Impact on Immune Response

  1. Increased IL-10 Levels: The passage discusses how CD4+ T cells, which are infected by SARS-CoV-2, exhibit elevated levels of a specific cytokine called interleukin-10 (IL-10). Cytokines are signaling molecules that play a crucial role in immune responses. IL-10, in particular, is known for its involvement in regulating immune responses, and it’s associated with chronic viral infections and disease severity.
  2. Severe COVID-19 Patients: The study examined CD4+ T cells from individuals who had severe cases of COVID-19. These individuals had notably higher levels of IL-10 in their CD4+ T cells. This increase in IL-10 was observed not only in the bloodstream but also in the bronchoalveolar lavage (BAL), which is a fluid collected from the lungs. This suggests that the elevated IL-10 levels are not just systemic but also present in the lungs, which are a primary site of infection in severe COVID-19 cases.
  3. Suppression of Pro-Inflammatory Cytokines: Importantly, the rise in IL-10 was linked to the suppression of genes that encode key pro-inflammatory cytokines, such as interferon-gamma (IFNγ) and interleukin-17A (IL-17A). Pro-inflammatory cytokines are essential for mounting an effective immune response against infections. However, when IL-10 levels are high, it can have a dampening effect on these pro-inflammatory cytokines, potentially weakening the immune response.
  4. Correlation with Disease Severity: The passage also mentions that the increase in IL-10 and the suppression of pro-inflammatory cytokine genes correlated with the severity of the disease. In other words, individuals with more severe COVID-19 cases tended to have higher IL-10 levels and a greater downregulation of pro-inflammatory cytokines.

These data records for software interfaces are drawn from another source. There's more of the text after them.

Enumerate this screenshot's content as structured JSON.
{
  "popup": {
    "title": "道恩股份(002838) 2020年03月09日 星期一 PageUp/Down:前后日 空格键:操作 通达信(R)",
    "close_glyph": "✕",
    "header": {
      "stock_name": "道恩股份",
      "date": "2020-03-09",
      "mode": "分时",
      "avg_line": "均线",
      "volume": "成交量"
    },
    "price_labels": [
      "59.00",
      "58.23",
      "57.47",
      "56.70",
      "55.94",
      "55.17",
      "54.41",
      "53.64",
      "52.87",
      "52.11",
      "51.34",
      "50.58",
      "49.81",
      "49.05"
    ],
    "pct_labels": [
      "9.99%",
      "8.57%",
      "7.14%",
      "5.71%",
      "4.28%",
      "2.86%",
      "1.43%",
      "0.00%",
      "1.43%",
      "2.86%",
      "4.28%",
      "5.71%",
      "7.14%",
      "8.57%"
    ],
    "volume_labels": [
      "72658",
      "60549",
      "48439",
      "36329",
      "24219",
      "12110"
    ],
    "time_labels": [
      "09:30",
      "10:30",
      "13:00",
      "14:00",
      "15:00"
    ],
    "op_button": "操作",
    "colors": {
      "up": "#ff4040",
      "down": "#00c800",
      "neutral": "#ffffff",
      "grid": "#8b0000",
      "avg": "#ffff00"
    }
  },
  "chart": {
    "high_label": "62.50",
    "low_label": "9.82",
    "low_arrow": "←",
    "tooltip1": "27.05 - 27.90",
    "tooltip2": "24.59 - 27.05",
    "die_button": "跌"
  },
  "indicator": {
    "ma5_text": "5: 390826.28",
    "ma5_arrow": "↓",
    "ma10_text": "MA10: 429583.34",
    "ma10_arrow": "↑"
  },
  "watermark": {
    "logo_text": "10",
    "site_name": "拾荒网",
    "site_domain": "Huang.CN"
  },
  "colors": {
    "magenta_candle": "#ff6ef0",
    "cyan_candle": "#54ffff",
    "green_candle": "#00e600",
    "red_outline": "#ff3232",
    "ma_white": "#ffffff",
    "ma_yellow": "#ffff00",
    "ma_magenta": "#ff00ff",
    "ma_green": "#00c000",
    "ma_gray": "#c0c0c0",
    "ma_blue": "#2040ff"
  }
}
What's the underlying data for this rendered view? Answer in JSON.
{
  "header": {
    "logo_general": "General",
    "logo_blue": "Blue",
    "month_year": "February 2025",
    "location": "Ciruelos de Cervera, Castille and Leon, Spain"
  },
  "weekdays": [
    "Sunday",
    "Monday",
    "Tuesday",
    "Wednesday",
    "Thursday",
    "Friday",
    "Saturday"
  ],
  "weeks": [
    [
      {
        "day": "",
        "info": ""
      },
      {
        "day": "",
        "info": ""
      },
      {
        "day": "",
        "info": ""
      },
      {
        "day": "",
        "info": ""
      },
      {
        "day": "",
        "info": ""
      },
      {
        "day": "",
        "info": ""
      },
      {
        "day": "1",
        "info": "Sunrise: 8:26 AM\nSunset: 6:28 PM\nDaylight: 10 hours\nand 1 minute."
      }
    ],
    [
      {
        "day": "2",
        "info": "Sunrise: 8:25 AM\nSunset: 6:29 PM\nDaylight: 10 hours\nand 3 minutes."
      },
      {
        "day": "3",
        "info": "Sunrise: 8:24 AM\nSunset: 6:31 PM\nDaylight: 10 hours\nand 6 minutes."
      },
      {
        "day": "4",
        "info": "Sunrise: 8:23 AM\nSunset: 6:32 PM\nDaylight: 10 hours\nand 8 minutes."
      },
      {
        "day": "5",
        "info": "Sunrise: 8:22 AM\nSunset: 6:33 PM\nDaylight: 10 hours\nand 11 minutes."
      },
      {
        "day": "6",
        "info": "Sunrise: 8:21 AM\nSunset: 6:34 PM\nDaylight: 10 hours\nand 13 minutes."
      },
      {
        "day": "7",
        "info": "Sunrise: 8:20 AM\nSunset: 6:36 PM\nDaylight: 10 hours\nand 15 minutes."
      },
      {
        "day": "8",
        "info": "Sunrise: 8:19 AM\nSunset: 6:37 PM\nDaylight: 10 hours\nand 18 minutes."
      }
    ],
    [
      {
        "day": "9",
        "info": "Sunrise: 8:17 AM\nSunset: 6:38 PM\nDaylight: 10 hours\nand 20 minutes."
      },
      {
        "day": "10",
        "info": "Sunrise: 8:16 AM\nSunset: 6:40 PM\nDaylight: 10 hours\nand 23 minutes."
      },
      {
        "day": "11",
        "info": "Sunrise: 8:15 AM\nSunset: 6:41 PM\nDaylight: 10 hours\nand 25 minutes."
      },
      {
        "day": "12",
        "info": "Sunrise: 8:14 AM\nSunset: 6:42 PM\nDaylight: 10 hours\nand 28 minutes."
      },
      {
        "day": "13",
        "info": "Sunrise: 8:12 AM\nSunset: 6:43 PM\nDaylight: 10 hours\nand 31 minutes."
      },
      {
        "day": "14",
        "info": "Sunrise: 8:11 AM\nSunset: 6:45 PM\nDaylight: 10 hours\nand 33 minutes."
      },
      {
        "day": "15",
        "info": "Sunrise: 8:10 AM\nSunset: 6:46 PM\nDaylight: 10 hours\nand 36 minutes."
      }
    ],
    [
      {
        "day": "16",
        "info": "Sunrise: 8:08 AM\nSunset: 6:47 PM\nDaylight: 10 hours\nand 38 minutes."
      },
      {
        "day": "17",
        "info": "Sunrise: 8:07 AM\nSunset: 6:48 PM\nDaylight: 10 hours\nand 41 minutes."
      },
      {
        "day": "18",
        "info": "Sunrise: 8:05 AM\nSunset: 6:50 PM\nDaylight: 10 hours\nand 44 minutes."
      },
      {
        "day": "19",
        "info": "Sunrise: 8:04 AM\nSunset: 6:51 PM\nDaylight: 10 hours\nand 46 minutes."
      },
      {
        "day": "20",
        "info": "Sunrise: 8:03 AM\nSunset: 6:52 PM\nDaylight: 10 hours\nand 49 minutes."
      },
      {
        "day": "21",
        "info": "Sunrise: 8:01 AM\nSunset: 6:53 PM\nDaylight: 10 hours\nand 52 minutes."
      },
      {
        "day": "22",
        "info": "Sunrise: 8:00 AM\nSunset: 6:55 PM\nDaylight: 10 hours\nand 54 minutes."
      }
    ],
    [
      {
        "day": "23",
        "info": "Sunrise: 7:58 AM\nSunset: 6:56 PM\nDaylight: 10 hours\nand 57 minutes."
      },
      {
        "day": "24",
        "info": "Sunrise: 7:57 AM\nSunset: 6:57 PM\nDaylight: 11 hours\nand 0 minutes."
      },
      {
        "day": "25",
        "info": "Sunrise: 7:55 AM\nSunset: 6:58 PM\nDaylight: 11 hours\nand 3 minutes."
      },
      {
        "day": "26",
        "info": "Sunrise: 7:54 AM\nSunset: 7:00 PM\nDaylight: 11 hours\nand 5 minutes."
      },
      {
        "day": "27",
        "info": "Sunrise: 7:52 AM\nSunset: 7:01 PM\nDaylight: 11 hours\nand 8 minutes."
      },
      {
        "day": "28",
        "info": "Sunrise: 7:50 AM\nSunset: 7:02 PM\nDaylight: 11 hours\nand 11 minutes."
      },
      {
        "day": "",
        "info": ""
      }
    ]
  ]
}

This suggests that this immune response pattern is associated with worse outcomes in COVID-19 patients.
  5. Activation of CREB-1: The study identified the activation of a specific transcription factor known as CREB-1 in SARS-CoV-2-infected CD4+ T cells. Transcription factors are proteins that regulate gene expression. In this case, CREB-1 was observed to induce the expression of IL-10. This indicates that the infection with SARS-CoV-2 triggers a specific signaling pathway in CD4+ T cells, leading to the activation of CREB-1 and subsequently, the increased production of IL-10.

In summary, the passage discusses how the infection of CD4+ T cells by SARS-CoV-2 leads to an upregulation of interleukin-10 (IL-10), which is associated with the suppression of pro-inflammatory cytokines and is linked to the severity of COVID-19. This immune response involves the activation of the transcription factor CREB-1. Understanding these immune responses is crucial for developing targeted therapies and interventions to manage and treat severe cases of COVID-19.